Following a day of heavy criticism, President Joe Biden’s top science adviser, Dr. Eric Lander, has resigned after an investigation into his mistreatment of staff.
"The President accepted Dr. Eric Lander’s resignation letter this evening with gratitude for his work at OSTP on the pandemic, the Cancer Moonshot, climate change, and other key priorities," White House press secretary Jen Psaki said in a statement Monday night, referring to the White House's Office of Science and Technology Policy, which Lander led. "He knows that Dr. Lander will continue to make important contributions to the scientific community in the years ahead."
His resignation came after Politico reported Monday that a White House investigation concluded Lander had "bullied and demeaned his subordinates and violated the White House’s workplace policy."
In his letter to the president, Lander said that his resignation "is my fault and my responsiblity."
"I am devastated that I caused hurt to past and present colleagues by the way in which I have spoken to them," he wrote.
He cited "ambitious goals" as the driving force behind his demanding behavior.
"I have sought to push myself and my colleagues to reach our shared goals — including at times challenging and criticizing. But it is clear that things I said, and the way I said them, crossed the line at times into being disrespectful and demeaning, to both men and women," he wrote. "That was never my intention. Nonetheless, it is my fault and my responsibility. I will take this lesson forward."
Psaki was asked about Lander several times during Monday's briefing.
She condemned his behavior and said an investigation had taken place. Senior White House officials told him his behavior was inappropriate and "corrective actions needed to be taken," she said.
"Nothing about his behavior is acceptable to anyone here -- at all," Psaki said at one point.
But the fact that Lander still had a job garnered special scrutiny because of a pledge Biden made on his first day in office.

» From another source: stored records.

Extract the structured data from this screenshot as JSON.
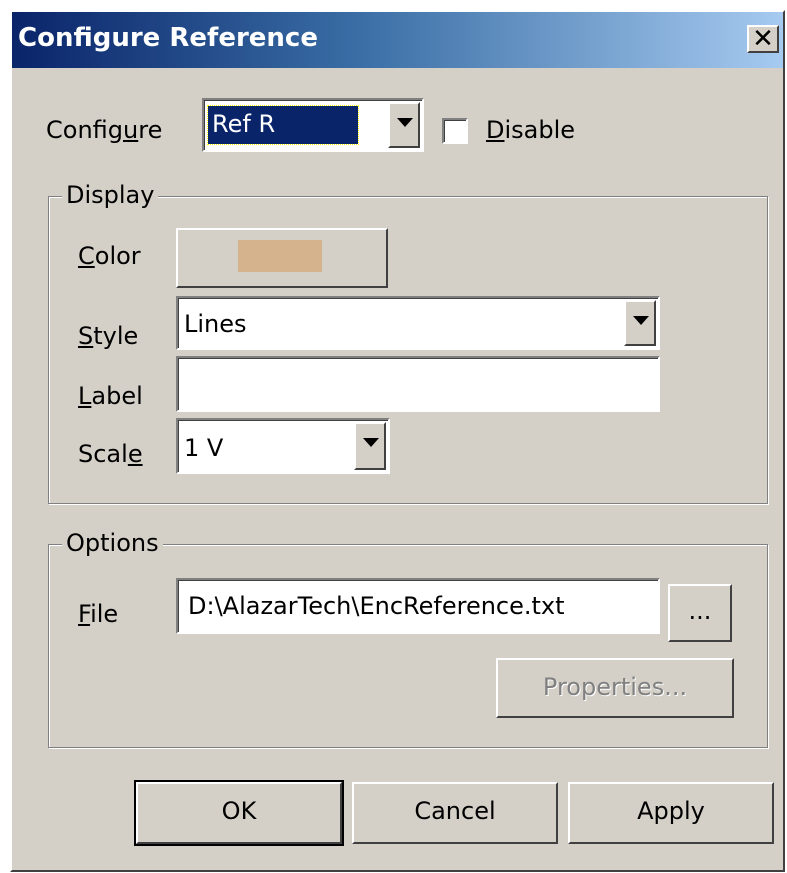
{
  "window": {
    "title": "Configure Reference",
    "close_label": "✕"
  },
  "configure": {
    "label_pre": "Config",
    "label_mnemonic": "u",
    "label_post": "re",
    "selected": "Ref R",
    "disable_mnemonic": "D",
    "disable_rest": "isable",
    "disable_checked": false
  },
  "display_group": {
    "legend": "Display",
    "color_mnemonic": "C",
    "color_rest": "olor",
    "color_swatch": "#d5b48d",
    "style_mnemonic": "S",
    "style_rest": "tyle",
    "style_value": "Lines",
    "label_mnemonic": "L",
    "label_rest": "abel",
    "label_value": "",
    "scale_pre": "Scal",
    "scale_mnemonic": "e",
    "scale_value": "1 V"
  },
  "options_group": {
    "legend": "Options",
    "file_mnemonic": "F",
    "file_rest": "ile",
    "file_value": "D:\\AlazarTech\\EncReference.txt",
    "browse_label": "...",
    "properties_label": "Properties..."
  },
  "buttons": {
    "ok": "OK",
    "cancel": "Cancel",
    "apply": "Apply"
  },
  "colors": {
    "face": "#d4d0c8",
    "title_start": "#0a246a",
    "title_end": "#a6caf0",
    "selection": "#0a246a",
    "disabled_text": "#808080"
  }
}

"If you’re ever working with me and I hear you treat another colleague with disrespect, talk down to someone, I promise you I will fire you on the spot -- on the spot," he said. "No ifs, ands, or buts -- everybody, everybody is entitled to be treated with decency and dignity. That's been missing, in a big way, the last four years."
Lander said his resignation would be effective "no later than" Feb. 18 "in order to permit an orderly transfer."
ABC News' Justin Gomez and Ben Gittleson contributed to this report.